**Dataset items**
....

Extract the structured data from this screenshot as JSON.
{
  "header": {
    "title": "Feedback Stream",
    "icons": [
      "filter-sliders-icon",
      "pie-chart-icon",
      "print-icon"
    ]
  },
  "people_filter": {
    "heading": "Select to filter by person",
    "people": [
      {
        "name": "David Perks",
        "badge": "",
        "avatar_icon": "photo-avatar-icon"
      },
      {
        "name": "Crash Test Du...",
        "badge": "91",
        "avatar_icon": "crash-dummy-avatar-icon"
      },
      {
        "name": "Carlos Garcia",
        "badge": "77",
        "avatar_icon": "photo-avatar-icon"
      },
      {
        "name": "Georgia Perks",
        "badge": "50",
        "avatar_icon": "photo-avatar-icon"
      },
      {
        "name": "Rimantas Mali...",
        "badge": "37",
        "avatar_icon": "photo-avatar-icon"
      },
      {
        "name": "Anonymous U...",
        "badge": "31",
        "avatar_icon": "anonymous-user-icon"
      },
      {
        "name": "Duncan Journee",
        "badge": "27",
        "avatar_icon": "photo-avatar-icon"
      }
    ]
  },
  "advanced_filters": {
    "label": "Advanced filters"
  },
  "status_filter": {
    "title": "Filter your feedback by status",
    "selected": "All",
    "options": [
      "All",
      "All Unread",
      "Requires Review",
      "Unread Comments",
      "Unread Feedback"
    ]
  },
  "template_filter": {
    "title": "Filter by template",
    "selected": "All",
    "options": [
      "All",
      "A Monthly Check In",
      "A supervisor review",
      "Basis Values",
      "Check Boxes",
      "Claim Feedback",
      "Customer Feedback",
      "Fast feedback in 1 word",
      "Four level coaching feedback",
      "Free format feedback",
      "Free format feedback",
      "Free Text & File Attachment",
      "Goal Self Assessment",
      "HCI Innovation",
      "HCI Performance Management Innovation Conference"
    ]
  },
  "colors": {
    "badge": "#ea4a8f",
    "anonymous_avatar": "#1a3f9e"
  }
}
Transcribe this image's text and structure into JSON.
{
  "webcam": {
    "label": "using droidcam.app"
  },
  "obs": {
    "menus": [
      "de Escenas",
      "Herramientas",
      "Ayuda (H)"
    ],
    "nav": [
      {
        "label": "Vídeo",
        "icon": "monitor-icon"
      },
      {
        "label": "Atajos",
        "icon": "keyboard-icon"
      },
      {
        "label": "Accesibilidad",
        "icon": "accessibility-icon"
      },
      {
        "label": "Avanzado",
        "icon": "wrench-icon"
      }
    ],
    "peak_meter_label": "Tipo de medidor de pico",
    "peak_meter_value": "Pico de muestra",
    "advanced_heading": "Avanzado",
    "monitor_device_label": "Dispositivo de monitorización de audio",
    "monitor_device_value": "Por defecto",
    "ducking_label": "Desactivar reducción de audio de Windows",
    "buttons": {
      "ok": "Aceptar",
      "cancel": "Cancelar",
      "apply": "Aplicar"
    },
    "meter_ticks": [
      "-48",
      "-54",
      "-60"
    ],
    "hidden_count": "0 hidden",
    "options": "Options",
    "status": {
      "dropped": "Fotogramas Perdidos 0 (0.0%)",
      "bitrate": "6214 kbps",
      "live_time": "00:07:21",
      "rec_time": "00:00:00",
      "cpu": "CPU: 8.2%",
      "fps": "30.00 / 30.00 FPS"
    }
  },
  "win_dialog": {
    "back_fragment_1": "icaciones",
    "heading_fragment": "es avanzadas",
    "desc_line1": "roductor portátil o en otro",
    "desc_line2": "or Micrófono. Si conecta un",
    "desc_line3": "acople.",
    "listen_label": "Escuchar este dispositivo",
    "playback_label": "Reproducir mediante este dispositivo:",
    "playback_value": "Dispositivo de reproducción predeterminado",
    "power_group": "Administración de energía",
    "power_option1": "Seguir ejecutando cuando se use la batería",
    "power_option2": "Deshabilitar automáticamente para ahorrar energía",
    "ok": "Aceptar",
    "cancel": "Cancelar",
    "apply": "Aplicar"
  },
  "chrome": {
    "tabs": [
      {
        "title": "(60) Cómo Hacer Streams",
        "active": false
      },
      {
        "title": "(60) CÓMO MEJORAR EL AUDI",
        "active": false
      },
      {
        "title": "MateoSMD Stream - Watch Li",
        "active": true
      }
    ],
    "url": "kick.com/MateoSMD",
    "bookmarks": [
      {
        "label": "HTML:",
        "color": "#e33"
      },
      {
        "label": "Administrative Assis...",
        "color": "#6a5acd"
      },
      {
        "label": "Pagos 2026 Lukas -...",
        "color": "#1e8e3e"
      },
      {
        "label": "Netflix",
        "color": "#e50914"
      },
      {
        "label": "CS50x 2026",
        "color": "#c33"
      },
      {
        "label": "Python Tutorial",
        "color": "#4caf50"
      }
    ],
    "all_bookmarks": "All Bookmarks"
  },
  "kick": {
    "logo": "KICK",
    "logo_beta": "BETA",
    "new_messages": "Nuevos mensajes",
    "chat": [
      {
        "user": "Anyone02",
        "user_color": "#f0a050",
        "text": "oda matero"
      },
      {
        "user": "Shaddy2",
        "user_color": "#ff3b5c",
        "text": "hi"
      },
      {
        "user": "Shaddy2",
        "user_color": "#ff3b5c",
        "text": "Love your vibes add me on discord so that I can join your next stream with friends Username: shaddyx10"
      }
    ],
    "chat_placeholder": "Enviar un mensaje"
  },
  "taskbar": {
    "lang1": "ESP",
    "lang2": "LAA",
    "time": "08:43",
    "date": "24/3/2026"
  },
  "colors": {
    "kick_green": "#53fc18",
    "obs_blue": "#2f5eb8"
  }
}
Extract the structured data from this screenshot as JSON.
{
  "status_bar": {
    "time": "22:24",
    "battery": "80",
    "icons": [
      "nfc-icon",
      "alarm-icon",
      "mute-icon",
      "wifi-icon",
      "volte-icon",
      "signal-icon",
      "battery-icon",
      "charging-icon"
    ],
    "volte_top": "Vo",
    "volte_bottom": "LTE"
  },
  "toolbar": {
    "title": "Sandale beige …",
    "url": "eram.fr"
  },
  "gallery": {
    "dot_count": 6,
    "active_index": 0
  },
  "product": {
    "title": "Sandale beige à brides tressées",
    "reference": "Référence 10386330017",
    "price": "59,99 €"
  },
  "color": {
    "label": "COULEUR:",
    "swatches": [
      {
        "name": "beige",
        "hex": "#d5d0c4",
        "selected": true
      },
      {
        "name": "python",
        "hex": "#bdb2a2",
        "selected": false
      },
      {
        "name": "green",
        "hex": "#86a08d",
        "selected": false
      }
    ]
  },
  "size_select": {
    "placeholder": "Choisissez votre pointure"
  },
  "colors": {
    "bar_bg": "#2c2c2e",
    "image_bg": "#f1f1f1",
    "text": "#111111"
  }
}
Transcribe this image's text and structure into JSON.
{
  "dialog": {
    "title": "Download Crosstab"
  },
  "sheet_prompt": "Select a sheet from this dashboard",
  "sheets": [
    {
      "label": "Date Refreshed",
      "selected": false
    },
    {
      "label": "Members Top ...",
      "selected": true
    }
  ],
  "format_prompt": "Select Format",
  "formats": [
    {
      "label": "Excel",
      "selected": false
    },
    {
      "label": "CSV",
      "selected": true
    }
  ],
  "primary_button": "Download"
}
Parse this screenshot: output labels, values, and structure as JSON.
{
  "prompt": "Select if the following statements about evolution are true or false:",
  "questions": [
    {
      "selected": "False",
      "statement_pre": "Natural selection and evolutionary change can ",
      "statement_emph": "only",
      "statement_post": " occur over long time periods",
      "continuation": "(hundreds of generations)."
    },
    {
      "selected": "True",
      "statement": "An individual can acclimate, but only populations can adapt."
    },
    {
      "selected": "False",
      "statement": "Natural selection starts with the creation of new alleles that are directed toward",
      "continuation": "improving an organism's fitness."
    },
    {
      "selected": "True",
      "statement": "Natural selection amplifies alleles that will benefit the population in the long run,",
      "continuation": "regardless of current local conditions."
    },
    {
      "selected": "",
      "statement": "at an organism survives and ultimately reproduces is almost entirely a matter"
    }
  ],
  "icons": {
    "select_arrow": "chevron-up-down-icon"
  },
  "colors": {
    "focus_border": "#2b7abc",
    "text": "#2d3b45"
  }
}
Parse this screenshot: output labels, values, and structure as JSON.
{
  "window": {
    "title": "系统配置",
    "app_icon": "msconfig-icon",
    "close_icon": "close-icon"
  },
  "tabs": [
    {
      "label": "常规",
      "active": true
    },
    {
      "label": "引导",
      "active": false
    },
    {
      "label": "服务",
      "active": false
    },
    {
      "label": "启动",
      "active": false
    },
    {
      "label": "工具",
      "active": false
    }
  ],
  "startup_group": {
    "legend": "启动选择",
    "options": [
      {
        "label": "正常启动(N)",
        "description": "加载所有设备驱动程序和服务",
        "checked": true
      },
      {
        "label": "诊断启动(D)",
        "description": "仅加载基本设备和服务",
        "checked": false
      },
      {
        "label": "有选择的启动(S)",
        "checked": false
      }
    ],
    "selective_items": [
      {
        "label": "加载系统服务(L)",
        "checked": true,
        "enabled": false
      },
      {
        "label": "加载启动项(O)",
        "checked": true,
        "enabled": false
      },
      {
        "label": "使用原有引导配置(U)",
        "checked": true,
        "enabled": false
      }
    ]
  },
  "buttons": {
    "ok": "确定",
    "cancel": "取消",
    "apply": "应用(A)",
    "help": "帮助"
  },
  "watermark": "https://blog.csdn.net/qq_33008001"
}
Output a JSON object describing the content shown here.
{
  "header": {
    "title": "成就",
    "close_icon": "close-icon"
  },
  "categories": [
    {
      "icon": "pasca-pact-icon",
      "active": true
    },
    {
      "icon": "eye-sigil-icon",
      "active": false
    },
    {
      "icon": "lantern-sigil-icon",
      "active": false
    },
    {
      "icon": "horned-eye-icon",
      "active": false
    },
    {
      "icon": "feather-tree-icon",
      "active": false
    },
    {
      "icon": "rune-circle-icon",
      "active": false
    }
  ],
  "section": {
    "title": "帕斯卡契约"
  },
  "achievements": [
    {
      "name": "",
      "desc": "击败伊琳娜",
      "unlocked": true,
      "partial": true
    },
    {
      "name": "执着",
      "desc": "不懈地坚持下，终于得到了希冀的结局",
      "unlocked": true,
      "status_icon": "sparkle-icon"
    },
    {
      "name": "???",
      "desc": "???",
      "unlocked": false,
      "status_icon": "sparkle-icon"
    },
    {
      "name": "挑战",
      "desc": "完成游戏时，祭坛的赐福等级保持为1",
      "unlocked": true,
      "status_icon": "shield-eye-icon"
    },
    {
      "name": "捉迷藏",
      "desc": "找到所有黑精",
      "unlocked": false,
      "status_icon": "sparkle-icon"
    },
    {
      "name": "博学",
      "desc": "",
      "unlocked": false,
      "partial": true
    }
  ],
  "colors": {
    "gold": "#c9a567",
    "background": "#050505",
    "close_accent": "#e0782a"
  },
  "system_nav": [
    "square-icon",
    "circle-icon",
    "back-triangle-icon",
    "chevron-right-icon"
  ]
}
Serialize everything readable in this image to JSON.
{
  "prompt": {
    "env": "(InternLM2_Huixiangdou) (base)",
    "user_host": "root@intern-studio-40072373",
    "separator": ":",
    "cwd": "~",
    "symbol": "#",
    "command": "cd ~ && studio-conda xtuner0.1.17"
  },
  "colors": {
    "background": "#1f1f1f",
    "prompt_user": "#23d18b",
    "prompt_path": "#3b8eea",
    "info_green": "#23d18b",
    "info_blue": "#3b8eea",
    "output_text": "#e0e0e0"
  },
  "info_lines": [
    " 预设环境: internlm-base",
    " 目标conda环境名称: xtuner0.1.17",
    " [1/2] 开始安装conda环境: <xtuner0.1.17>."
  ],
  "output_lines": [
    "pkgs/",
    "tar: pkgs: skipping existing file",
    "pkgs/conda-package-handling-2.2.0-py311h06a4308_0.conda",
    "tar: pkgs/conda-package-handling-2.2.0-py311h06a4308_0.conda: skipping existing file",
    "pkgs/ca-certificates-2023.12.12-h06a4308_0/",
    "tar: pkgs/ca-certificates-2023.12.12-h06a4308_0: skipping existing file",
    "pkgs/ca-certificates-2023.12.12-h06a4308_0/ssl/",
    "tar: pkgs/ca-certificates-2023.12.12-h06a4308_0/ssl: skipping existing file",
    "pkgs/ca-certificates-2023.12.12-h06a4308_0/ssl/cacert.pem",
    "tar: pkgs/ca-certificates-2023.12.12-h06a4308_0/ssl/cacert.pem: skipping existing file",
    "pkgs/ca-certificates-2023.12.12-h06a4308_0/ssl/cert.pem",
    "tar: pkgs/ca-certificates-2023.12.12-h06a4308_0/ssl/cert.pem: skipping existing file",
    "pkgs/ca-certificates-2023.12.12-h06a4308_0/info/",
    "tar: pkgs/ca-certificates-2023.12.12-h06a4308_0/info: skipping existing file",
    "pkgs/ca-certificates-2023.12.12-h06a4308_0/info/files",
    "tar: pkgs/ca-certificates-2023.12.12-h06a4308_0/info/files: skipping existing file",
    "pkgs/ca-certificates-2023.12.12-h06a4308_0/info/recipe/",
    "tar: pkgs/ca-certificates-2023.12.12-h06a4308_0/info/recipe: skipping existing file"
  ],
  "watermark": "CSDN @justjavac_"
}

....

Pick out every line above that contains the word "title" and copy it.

**SOLVED PROBLEM**
    "title": "Feedback Stream",
    "title": "Filter your feedback by status",
    "title": "Filter by template",
        "title": "(60) Cómo Hacer Streams",
        "title": "(60) CÓMO MEJORAR EL AUDI",
        "title": "MateoSMD Stream - Watch Li",
    "title": "Sandale beige …",
    "title": "Sandale beige à brides tressées",
    "title": "Download Crosstab"
    "title": "系统配置",
    "title": "成就",
    "title": "帕斯卡契约"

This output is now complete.